Question about Cars & Trucks
I guess the real question is will it stand up to the heat when the baking process begins. Looking to powder coat, or paint like an automobile. I know the powder coating sticks to metal, but you never know the things they do these days.
When you paint wood all you do is prep it then paint it u dont have to bake it ive never heard of anyone baking wood after its painted
Posted on Feb 20, 2012
a 6ya expert can help you resolve that issue over the phone in a minute or two.
best thing about this new service is that you are never placed on hold and get to talk to real repairmen in the US.
the service is completely free and covers almost anything you can think of (from cars to computers, handyman, and even drones).
click here to download the app (for users in the US for now) and get all the help you need.
Posted on Jan 02, 2017
SOURCE: clear coat seems to be
this has been copied and pasted from a googe search
Hi,i recently used a DUPLI-COLOR CLEARCOAT TOUCH UP PAINT on 2 small areas where the clearcoat had peeled off when i replaced an emblem on my 1995 Deville.It is a bit noticeable when light shines at a certain angle--but more importantly, IT STOPS THE CLEARCOAT FROM PEELING OFF ANYMORE.
Posted on Aug 03, 2008
sanding really dont matter .. I usually sand only one direction and watch what your doing to the surface of the clear coat .. you can actually watch the orange peel disappear..use a damp rag once in a while to wipe the area your sanding so you can see your surface to make sure your getting it perfect .. this is the way to get a super job. if you use a rag to wipe the surface this also helps you see if your getting enough off or not .. use 2000 grit when doing this it makes it easier to buff off when your all done.. then go to your polishing compound not rubbing compound . hope this helps and good luck .. I love clear coating its really nice if you take your time sanding it and getting the surface perfect and with no imperfections... holler if you need more.. Jerry
Posted on May 13, 2009
if you have sanded the areas with 400 grit sandpaper already, the next thing you want to do is move up to a higher grit paper like 800 and them 1000 and smooth out the area.
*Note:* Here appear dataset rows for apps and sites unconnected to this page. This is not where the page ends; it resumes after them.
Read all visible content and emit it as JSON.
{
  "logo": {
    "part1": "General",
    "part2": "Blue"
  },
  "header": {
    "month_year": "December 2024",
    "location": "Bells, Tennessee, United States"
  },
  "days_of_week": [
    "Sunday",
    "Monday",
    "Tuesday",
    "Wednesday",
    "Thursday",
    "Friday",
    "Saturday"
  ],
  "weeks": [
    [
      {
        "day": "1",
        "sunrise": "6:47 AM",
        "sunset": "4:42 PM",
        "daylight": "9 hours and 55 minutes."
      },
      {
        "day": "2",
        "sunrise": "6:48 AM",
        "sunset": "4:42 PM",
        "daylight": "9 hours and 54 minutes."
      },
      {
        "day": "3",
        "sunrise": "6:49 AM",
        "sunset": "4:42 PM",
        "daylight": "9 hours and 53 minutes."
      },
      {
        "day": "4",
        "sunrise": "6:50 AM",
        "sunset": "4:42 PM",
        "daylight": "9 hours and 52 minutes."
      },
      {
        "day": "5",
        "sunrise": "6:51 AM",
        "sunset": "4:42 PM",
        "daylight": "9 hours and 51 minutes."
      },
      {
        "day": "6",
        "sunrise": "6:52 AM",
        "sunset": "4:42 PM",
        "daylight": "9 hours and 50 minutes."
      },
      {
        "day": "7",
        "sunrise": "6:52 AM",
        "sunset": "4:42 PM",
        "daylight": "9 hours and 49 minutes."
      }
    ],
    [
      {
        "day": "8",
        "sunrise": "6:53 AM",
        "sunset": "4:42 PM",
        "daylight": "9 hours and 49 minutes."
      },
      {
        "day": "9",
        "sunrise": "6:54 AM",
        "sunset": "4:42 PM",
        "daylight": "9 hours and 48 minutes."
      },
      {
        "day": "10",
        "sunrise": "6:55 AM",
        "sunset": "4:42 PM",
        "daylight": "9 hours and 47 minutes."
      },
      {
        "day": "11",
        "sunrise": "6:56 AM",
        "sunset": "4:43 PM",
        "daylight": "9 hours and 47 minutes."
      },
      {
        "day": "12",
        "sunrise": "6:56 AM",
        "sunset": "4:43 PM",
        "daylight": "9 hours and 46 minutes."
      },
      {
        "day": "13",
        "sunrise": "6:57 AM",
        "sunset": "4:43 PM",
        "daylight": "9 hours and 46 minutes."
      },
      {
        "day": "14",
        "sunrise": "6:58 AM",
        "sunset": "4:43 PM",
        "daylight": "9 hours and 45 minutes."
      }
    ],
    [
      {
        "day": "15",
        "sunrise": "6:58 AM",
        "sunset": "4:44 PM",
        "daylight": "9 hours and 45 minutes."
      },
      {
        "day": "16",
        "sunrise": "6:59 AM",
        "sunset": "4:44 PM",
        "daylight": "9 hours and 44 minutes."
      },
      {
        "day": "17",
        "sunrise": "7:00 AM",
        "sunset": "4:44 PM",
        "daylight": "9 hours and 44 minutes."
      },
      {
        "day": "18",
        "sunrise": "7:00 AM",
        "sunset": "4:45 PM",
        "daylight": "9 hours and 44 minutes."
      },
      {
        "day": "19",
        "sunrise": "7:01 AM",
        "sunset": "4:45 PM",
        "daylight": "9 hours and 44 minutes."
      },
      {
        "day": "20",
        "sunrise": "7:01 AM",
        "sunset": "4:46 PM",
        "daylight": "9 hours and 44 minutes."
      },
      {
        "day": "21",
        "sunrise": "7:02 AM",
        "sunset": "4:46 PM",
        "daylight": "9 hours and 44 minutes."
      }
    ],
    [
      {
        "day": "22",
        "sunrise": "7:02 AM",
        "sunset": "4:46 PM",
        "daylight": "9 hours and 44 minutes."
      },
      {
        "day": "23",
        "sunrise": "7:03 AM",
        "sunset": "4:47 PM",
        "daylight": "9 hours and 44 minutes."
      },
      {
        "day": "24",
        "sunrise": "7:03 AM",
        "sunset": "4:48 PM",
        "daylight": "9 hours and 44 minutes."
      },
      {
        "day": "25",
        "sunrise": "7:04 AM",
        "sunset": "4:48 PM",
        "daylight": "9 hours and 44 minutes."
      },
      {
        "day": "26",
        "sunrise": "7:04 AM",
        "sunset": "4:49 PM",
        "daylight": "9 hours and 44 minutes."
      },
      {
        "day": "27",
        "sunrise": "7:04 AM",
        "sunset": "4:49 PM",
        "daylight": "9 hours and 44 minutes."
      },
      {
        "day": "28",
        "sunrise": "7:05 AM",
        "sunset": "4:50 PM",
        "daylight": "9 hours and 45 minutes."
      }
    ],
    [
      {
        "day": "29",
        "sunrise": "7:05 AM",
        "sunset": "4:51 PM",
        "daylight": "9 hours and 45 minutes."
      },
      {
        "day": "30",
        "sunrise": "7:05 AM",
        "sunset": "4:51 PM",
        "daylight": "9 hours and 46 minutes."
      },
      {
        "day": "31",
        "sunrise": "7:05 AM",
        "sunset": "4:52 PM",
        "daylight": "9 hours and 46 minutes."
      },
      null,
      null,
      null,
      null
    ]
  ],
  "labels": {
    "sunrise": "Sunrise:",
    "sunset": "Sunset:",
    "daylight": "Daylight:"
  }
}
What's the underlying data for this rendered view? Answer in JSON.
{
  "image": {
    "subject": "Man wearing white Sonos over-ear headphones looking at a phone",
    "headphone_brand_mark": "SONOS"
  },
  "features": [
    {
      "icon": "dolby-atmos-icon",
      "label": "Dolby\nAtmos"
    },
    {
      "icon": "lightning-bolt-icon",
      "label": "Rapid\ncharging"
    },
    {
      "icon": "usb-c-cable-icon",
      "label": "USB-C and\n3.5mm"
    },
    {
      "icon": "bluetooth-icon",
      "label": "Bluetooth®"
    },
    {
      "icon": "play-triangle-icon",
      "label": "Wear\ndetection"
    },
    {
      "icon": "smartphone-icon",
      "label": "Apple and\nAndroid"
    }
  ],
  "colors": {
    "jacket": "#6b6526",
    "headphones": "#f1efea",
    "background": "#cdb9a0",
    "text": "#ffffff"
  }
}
After that, wet sand the area until it is smooth and feathered. Wipe the area down with a dry cloth. Luckily, the primer just smoothed out, but if not, apply a thin coat and allow to dry. Last, apply the basecoat, let it sit 24 hours, wet sand it, clean the area, and then clear it.
Posted on Jul 07, 2009
Well it is a common problem with Toyota paint jobs. Unfortunatly a simple wax wont stop this from continuing all though it will hide it from site for a while. The problem has to do with the factory paint job, so a repaint (by Maco or any other botom dollar body shop) will only be a band-aid fix, and will most likely rear it's ugly head somewhere down the line. If you intend to sell the car this may be a way to make it look sharp and easier to sell. **** if you intend to keep it I would not sugest it as you will most definatly be dissapointed as a repaint is only a temporary fix for this issue.
To thoroughly fix this issue you would need to have the car professionally stripped (at least down to the collor coat) and repainted. This will be expensive, and most likely will cost more than it is worth for a car that old. I would start by checking to see if there was a factory recall on the paint for that year, make, and model.
Posted on Jul 28, 2009
Tips for a great answer:
Sep 04, 2015 | Dodge Cars & Trucks
Dec 05, 2013 | Cars & Trucks
Jan 23, 2011 | 1995 Nissan Pickup
Jul 10, 2010 | 2003 Buick Century
Jun 26, 2010 | Cars & Trucks
May 06, 2010 | 1984 Ford F 150
Nov 12, 2009 | 1995 Chrysler LeBaron
Oct 21, 2009 | 1984 Jeep CJ7
Oct 19, 2008 | Mitsubishi Lancer Cars & Trucks
84 people viewed this question
Usually answered in minutes!